It matches or beats devices like the Apple iPad Pro, MacBook Pro, Dell XPS, and other thin and lightweight laptops. I work all day and then come home and write at night and I still have enough juice to get through most of the next day.
Unfortunately one of my pain points is the charging situation. While most of the industry is moving toward USB C, there’s a proprietary charging port here. It’s kind of a pain to carry the charger with me but luckily I usually don’t have to do that often because of the excellent battery life.
What really saves it for me, is that the USB C port can accept power and charge the laptop. It complains every time I plug in a USB C cable because it’s slower than the charger in the box, but it does the job. I love having one cable to charge everything and I hope that LG replaces the charging port in a future revision.
One of the most important factors when considering picking up a laptop instead of a tablet is the keyboard. LG put a killer keyboard in the Gram and I’ve really enjoyed writing this article on it.
While there’s the smallest bit of flex, that’s to be expected and it doesn’t impact the experience. The keys provide great travel and the layout is pretty comfortable. We get a full set of arrow keys without sacrificing a full sized shift key, a rarity in compact laptops like this.
The delete key sits in the top right corner right next to the power button. Normally this would be cause for concern but the power button is concave and requires more pressure to press than a normal key. It also houses a quick and accurate fingerprint scanner that has been a joy to use.
Overall, I’d say the typing experience has been great and the only thing I’d change are the combo function/quick action keys. You have to hold down function to use the quick action keys and to me, that’s backward. I want to turn my volume up and down and change the backlit key brightness far more often than I want to hit a function key.
We’re getting to the end of our review here, but I wanted to be sure to point out that this is one of the first laptops that I really feel the company has considered every aspect of the experience. There are some small issues like the charging port, some screen flex, and the function keys that I wish were different, but overall this is an excellent package.
The display doesn’t get a ton of love in reviews, but I think it’s perfect for working professionals. It’s slightly wider than you’d normally see in a laptop which makes using side-by-side windows or multiple apps a breeze. It’s the little things like this that LG absolutely nailed.
The LG Gram 14-inch 2-in-1 isn’t cheap. It comes in about $1500, but when considering you’re getting a full Windows experience and the ability to use it as a tablet along with an included Wacom pen as well, I think it becomes a lot better of a deal.

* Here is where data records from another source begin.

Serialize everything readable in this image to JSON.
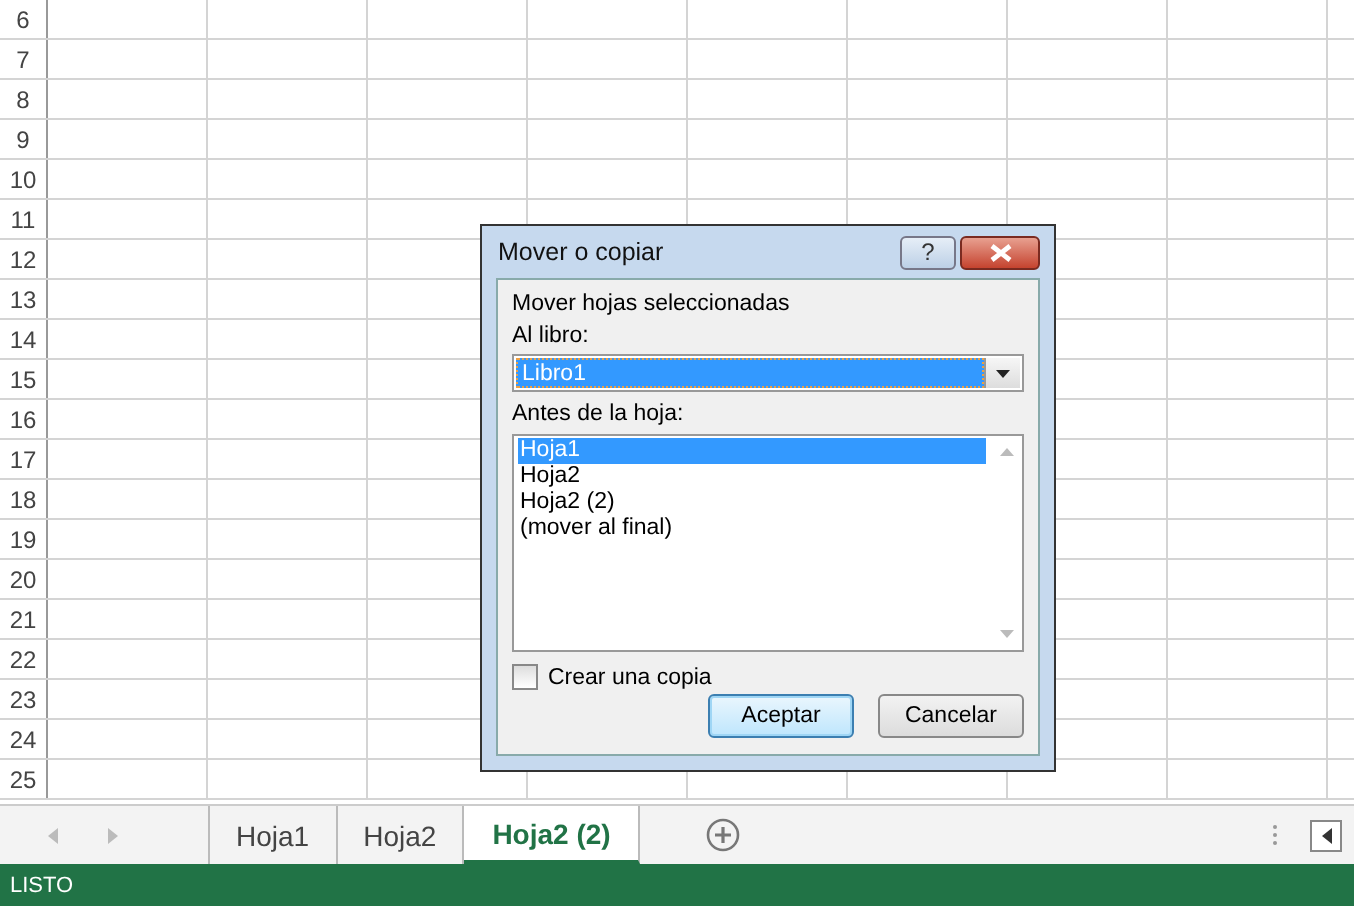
{
  "sheet": {
    "row_numbers": [
      "6",
      "7",
      "8",
      "9",
      "10",
      "11",
      "12",
      "13",
      "14",
      "15",
      "16",
      "17",
      "18",
      "19",
      "20",
      "21",
      "22",
      "23",
      "24",
      "25"
    ]
  },
  "dialog": {
    "title": "Mover o copiar",
    "help_button": "?",
    "heading": "Mover hojas seleccionadas",
    "book_label": "Al libro:",
    "book_value": "Libro1",
    "before_label": "Antes de la hoja:",
    "sheets": [
      {
        "label": "Hoja1",
        "selected": true
      },
      {
        "label": "Hoja2",
        "selected": false
      },
      {
        "label": "Hoja2 (2)",
        "selected": false
      },
      {
        "label": "(mover al final)",
        "selected": false
      }
    ],
    "copy_checkbox": {
      "label": "Crear una copia",
      "checked": false
    },
    "buttons": [
      {
        "label": "Aceptar",
        "default": true
      },
      {
        "label": "Cancelar",
        "default": false
      }
    ]
  },
  "tabs": [
    {
      "label": "Hoja1",
      "selected": false
    },
    {
      "label": "Hoja2",
      "selected": false
    },
    {
      "label": "Hoja2 (2)",
      "selected": true
    }
  ],
  "status_bar": {
    "text": "LISTO"
  }
}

More than once I’ve flipped the screen around and used it as a tablet to display PowerPoint projects or videos that I’m working on. Due to the incredibly powerful processor and a healthy heaping of RAM, the screen flip is instant and tablet mode is immediately accessible.
The only issues I’ve had is from Windows not recognizing I’m now in tablet mode and keeping the keyboard active. This normally only takes place for a few seconds but it can be frustrating.

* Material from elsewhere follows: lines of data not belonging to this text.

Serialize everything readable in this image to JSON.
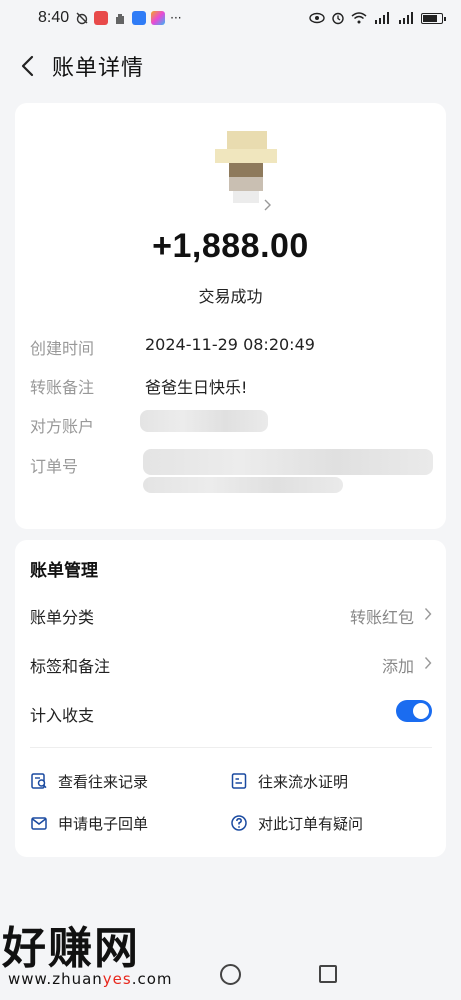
{
  "status_bar": {
    "time": "8:40",
    "more": "···"
  },
  "header": {
    "title": "账单详情"
  },
  "transaction": {
    "amount": "+1,888.00",
    "status": "交易成功",
    "details": [
      {
        "label": "创建时间",
        "value": "2024-11-29 08:20:49"
      },
      {
        "label": "转账备注",
        "value": "爸爸生日快乐!"
      },
      {
        "label": "对方账户",
        "value": ""
      },
      {
        "label": "订单号",
        "value": ""
      }
    ]
  },
  "manage": {
    "title": "账单管理",
    "category_label": "账单分类",
    "category_value": "转账红包",
    "tags_label": "标签和备注",
    "tags_value": "添加",
    "include_label": "计入收支",
    "include_enabled": true,
    "actions": {
      "records": "查看往来记录",
      "proof": "往来流水证明",
      "receipt": "申请电子回单",
      "question": "对此订单有疑问"
    }
  },
  "watermark": {
    "big": "好赚网",
    "small_pre": "www.zhuan",
    "small_accent": "yes",
    "small_post": ".com"
  },
  "colors": {
    "accent": "#1a6cf0",
    "background": "#f4f5f7",
    "label_grey": "#999999"
  }
}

After using the Gram for a month, I can easily say it’s a better option than any Android tablet on the market and the Apple iPad Pro. All in, you’re looking at $1500 for the Gram, but the hardware is better than you’ll find anywhere else.
To turn the iPad Pro into a true competitor, you’ll need to spend well over $1700 for a 512 GB iPad Pro, Apple Smart Keyboard, Apple Pencil, and more. And you’re still lacking in RAM and locked into a closed ecosystem without a true file browser in that scenario. Don’t even get me started on the sad state of Android tablets.
If you want to find out more about the LG Gram, you can head over to LG’s website where they have even more information for you to check out. This review was produced in association with LG but all of the opinions expressed in it are mine and are as unbiased as you can get.
Do you have any more questions about the Gram? Ask us down in the comments or on Twitter.